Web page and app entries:
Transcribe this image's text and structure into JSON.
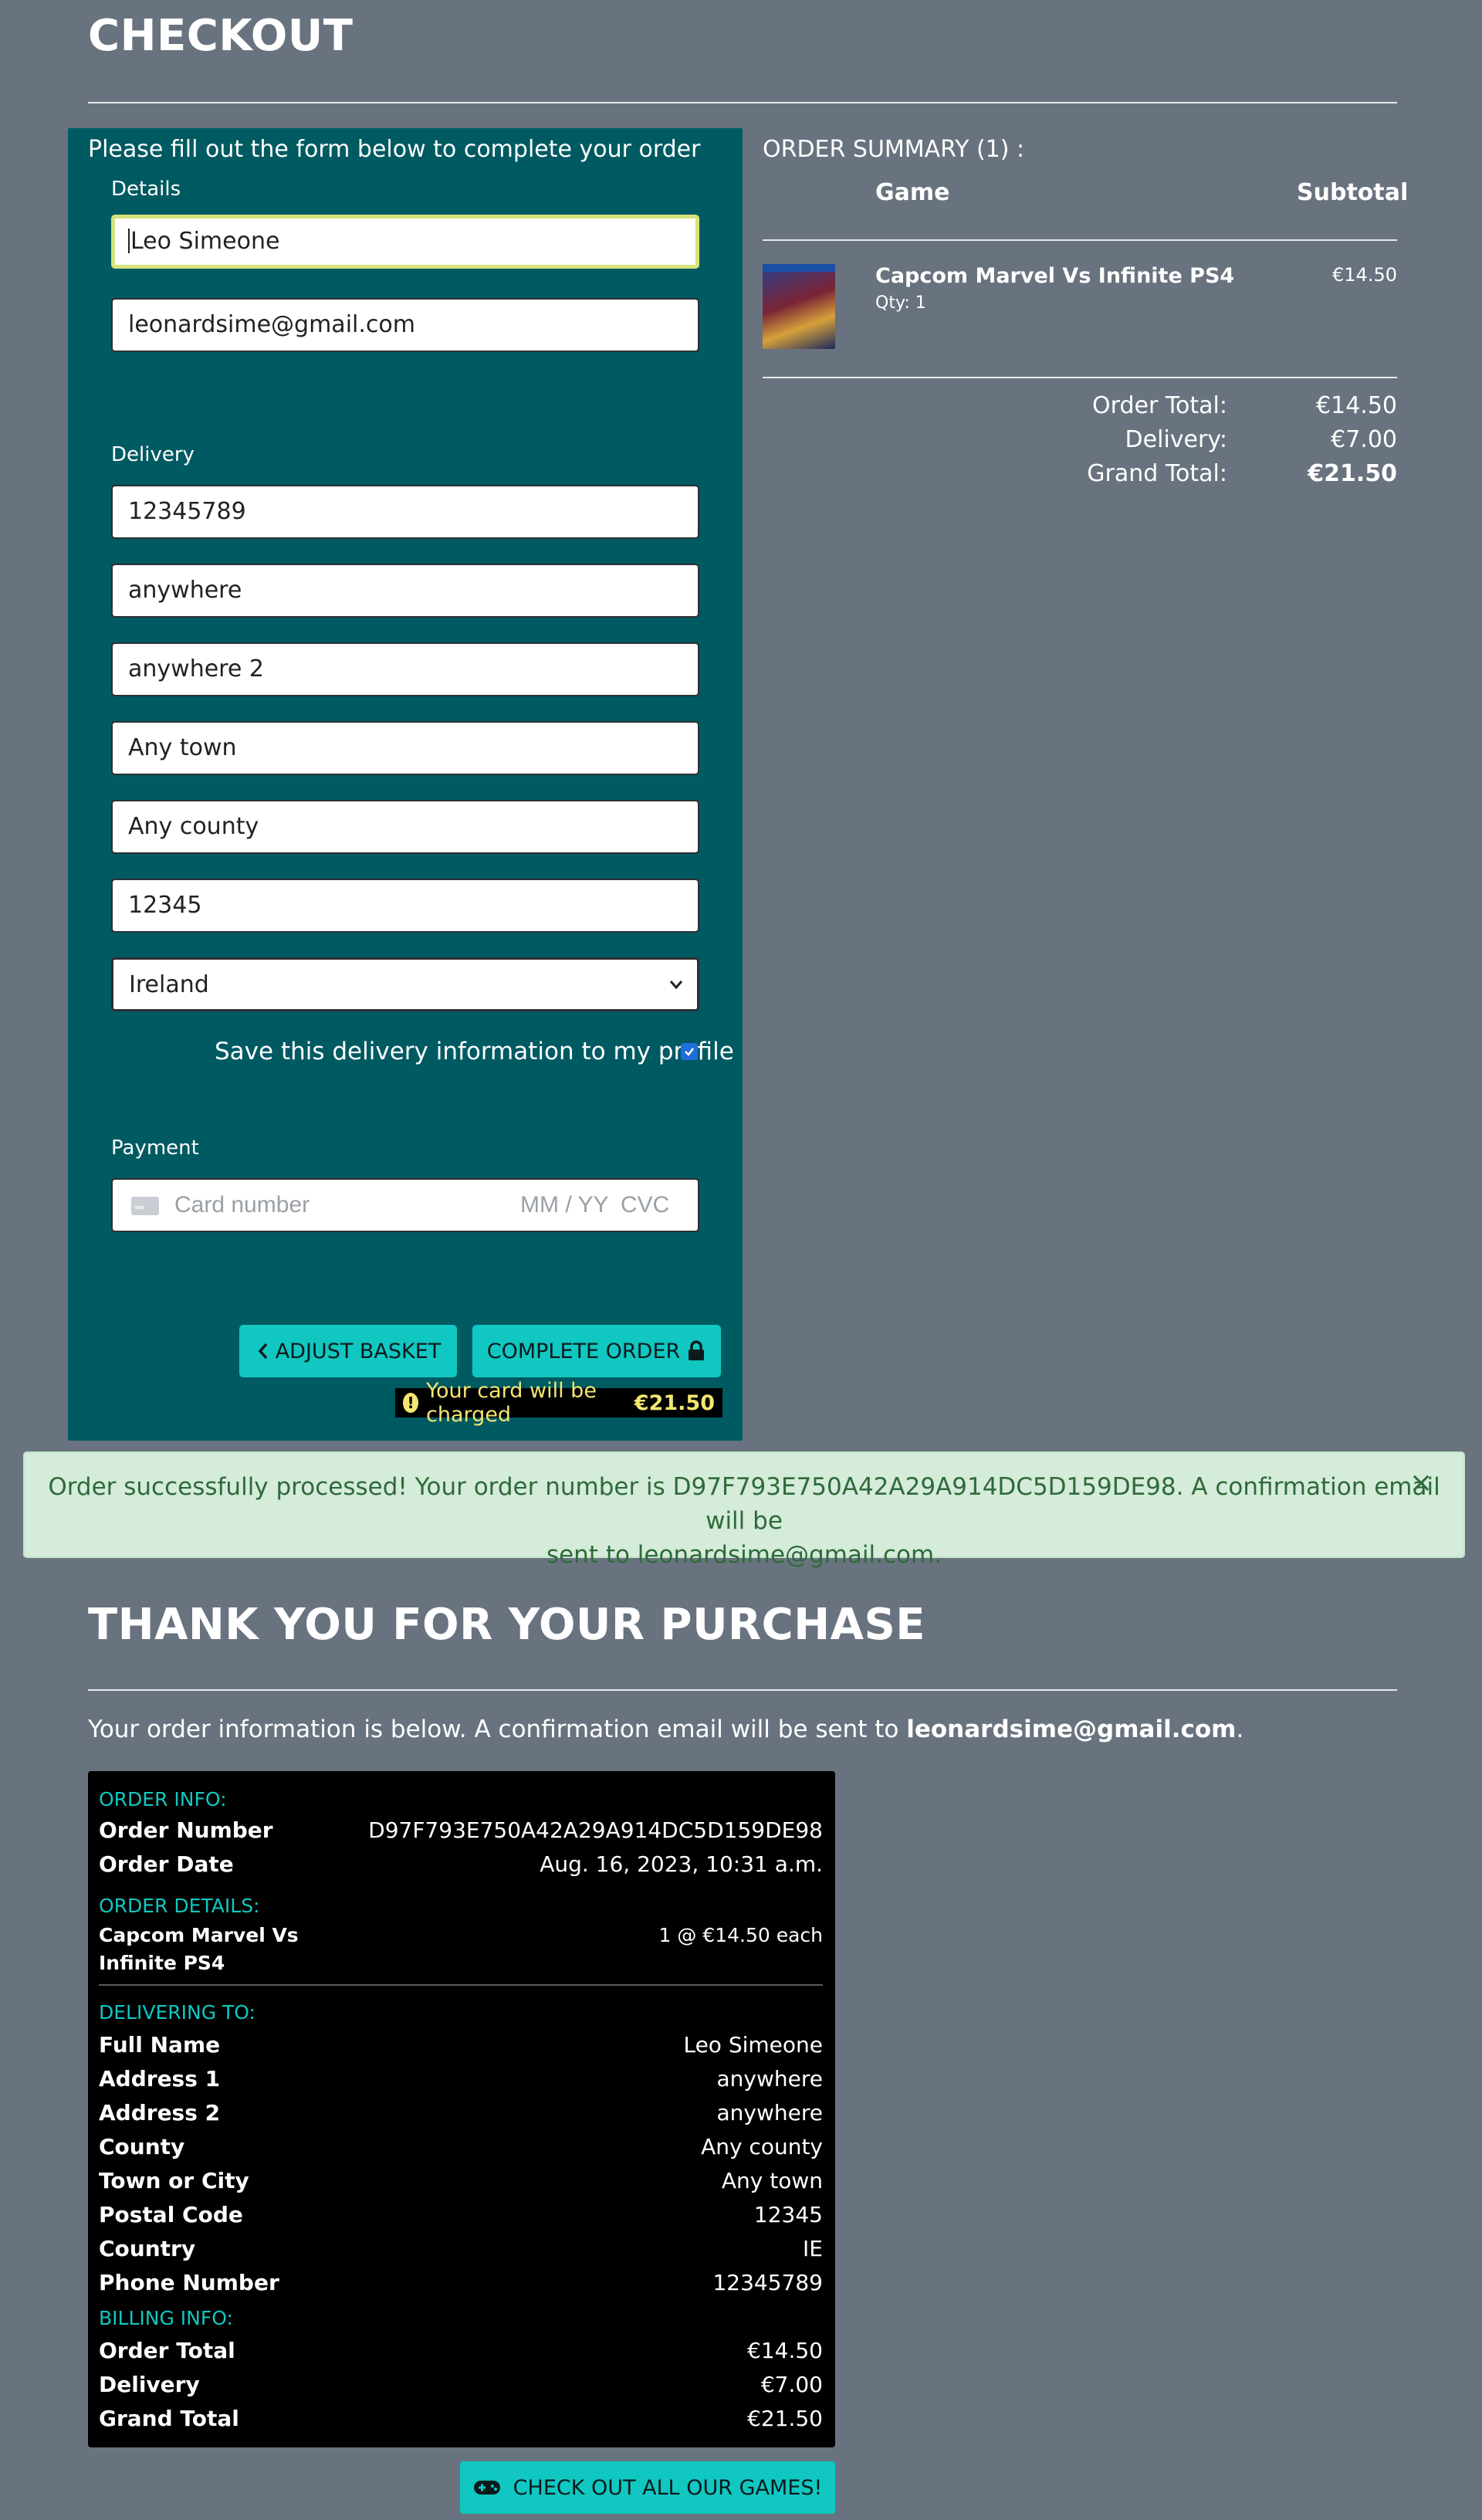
{
  "checkout": {
    "title": "CHECKOUT",
    "intro": "Please fill out the form below to complete your order",
    "details_label": "Details",
    "full_name": "Leo Simeone",
    "email": "leonardsime@gmail.com",
    "delivery_label": "Delivery",
    "phone": "12345789",
    "address1": "anywhere",
    "address2": "anywhere 2",
    "town": "Any town",
    "county": "Any county",
    "postcode": "12345",
    "country": "Ireland",
    "save_info_label": "Save this delivery information to my profile",
    "payment_label": "Payment",
    "card_placeholder": "Card number",
    "expiry_placeholder": "MM / YY",
    "cvc_placeholder": "CVC",
    "adjust_button": "ADJUST BASKET",
    "complete_button": "COMPLETE ORDER",
    "charge_text": "Your card will be charged",
    "charge_amount": "€21.50"
  },
  "summary": {
    "title": "ORDER SUMMARY (1) :",
    "col_game": "Game",
    "col_subtotal": "Subtotal",
    "item_name": "Capcom Marvel Vs Infinite PS4",
    "item_qty": "Qty: 1",
    "item_price": "€14.50",
    "order_total_label": "Order Total:",
    "order_total": "€14.50",
    "delivery_label": "Delivery:",
    "delivery": "€7.00",
    "grand_total_label": "Grand Total:",
    "grand_total": "€21.50"
  },
  "alert": {
    "line1": "Order successfully processed! Your order number is D97F793E750A42A29A914DC5D159DE98. A confirmation email will be",
    "line2": "sent to leonardsime@gmail.com.",
    "close": "×"
  },
  "thanks": {
    "title": "THANK YOU FOR YOUR PURCHASE",
    "info_prefix": "Your order information is below. A confirmation email will be sent to ",
    "info_email": "leonardsime@gmail.com",
    "info_suffix": "."
  },
  "receipt": {
    "order_info_head": "ORDER INFO:",
    "order_number_label": "Order Number",
    "order_number": "D97F793E750A42A29A914DC5D159DE98",
    "order_date_label": "Order Date",
    "order_date": "Aug. 16, 2023, 10:31 a.m.",
    "order_details_head": "ORDER DETAILS:",
    "item_line1": "Capcom Marvel Vs",
    "item_line2": "Infinite PS4",
    "item_qty_price": "1 @ €14.50 each",
    "delivering_head": "DELIVERING TO:",
    "full_name_label": "Full Name",
    "full_name": "Leo Simeone",
    "address1_label": "Address 1",
    "address1": "anywhere",
    "address2_label": "Address 2",
    "address2": "anywhere",
    "county_label": "County",
    "county": "Any county",
    "town_label": "Town or City",
    "town": "Any town",
    "postcode_label": "Postal Code",
    "postcode": "12345",
    "country_label": "Country",
    "country": "IE",
    "phone_label": "Phone Number",
    "phone": "12345789",
    "billing_head": "BILLING INFO:",
    "order_total_label": "Order Total",
    "order_total": "€14.50",
    "delivery_label": "Delivery",
    "delivery": "€7.00",
    "grand_total_label": "Grand Total",
    "grand_total": "€21.50"
  },
  "games_button": "CHECK OUT ALL OUR GAMES!",
  "colors": {
    "page_bg": "#69737f",
    "form_bg": "#005a62",
    "accent": "#10c7c1",
    "alert_bg": "#d4ecd9",
    "charge_text": "#f4e66f"
  },
  "icons": [
    "chevron-left-icon",
    "lock-icon",
    "warning-icon",
    "card-icon",
    "close-icon",
    "gamepad-icon",
    "check-icon",
    "chevron-down-icon"
  ]
}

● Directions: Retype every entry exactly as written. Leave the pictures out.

● Answer to the exercise:
Transcribe this image's text and structure into JSON.
{
  "checkout": {
    "title": "CHECKOUT",
    "intro": "Please fill out the form below to complete your order",
    "details_label": "Details",
    "full_name": "Leo Simeone",
    "email": "leonardsime@gmail.com",
    "delivery_label": "Delivery",
    "phone": "12345789",
    "address1": "anywhere",
    "address2": "anywhere 2",
    "town": "Any town",
    "county": "Any county",
    "postcode": "12345",
    "country": "Ireland",
    "save_info_label": "Save this delivery information to my profile",
    "payment_label": "Payment",
    "card_placeholder": "Card number",
    "expiry_placeholder": "MM / YY",
    "cvc_placeholder": "CVC",
    "adjust_button": "ADJUST BASKET",
    "complete_button": "COMPLETE ORDER",
    "charge_text": "Your card will be charged",
    "charge_amount": "€21.50"
  },
  "summary": {
    "title": "ORDER SUMMARY (1) :",
    "col_game": "Game",
    "col_subtotal": "Subtotal",
    "item_name": "Capcom Marvel Vs Infinite PS4",
    "item_qty": "Qty: 1",
    "item_price": "€14.50",
    "order_total_label": "Order Total:",
    "order_total": "€14.50",
    "delivery_label": "Delivery:",
    "delivery": "€7.00",
    "grand_total_label": "Grand Total:",
    "grand_total": "€21.50"
  },
  "alert": {
    "line1": "Order successfully processed! Your order number is D97F793E750A42A29A914DC5D159DE98. A confirmation email will be",
    "line2": "sent to leonardsime@gmail.com.",
    "close": "×"
  },
  "thanks": {
    "title": "THANK YOU FOR YOUR PURCHASE",
    "info_prefix": "Your order information is below. A confirmation email will be sent to ",
    "info_email": "leonardsime@gmail.com",
    "info_suffix": "."
  },
  "receipt": {
    "order_info_head": "ORDER INFO:",
    "order_number_label": "Order Number",
    "order_number": "D97F793E750A42A29A914DC5D159DE98",
    "order_date_label": "Order Date",
    "order_date": "Aug. 16, 2023, 10:31 a.m.",
    "order_details_head": "ORDER DETAILS:",
    "item_line1": "Capcom Marvel Vs",
    "item_line2": "Infinite PS4",
    "item_qty_price": "1 @ €14.50 each",
    "delivering_head": "DELIVERING TO:",
    "full_name_label": "Full Name",
    "full_name": "Leo Simeone",
    "address1_label": "Address 1",
    "address1": "anywhere",
    "address2_label": "Address 2",
    "address2": "anywhere",
    "county_label": "County",
    "county": "Any county",
    "town_label": "Town or City",
    "town": "Any town",
    "postcode_label": "Postal Code",
    "postcode": "12345",
    "country_label": "Country",
    "country": "IE",
    "phone_label": "Phone Number",
    "phone": "12345789",
    "billing_head": "BILLING INFO:",
    "order_total_label": "Order Total",
    "order_total": "€14.50",
    "delivery_label": "Delivery",
    "delivery": "€7.00",
    "grand_total_label": "Grand Total",
    "grand_total": "€21.50"
  },
  "games_button": "CHECK OUT ALL OUR GAMES!",
  "colors": {
    "page_bg": "#69737f",
    "form_bg": "#005a62",
    "accent": "#10c7c1",
    "alert_bg": "#d4ecd9",
    "charge_text": "#f4e66f"
  },
  "icons": [
    "chevron-left-icon",
    "lock-icon",
    "warning-icon",
    "card-icon",
    "close-icon",
    "gamepad-icon",
    "check-icon",
    "chevron-down-icon"
  ]
}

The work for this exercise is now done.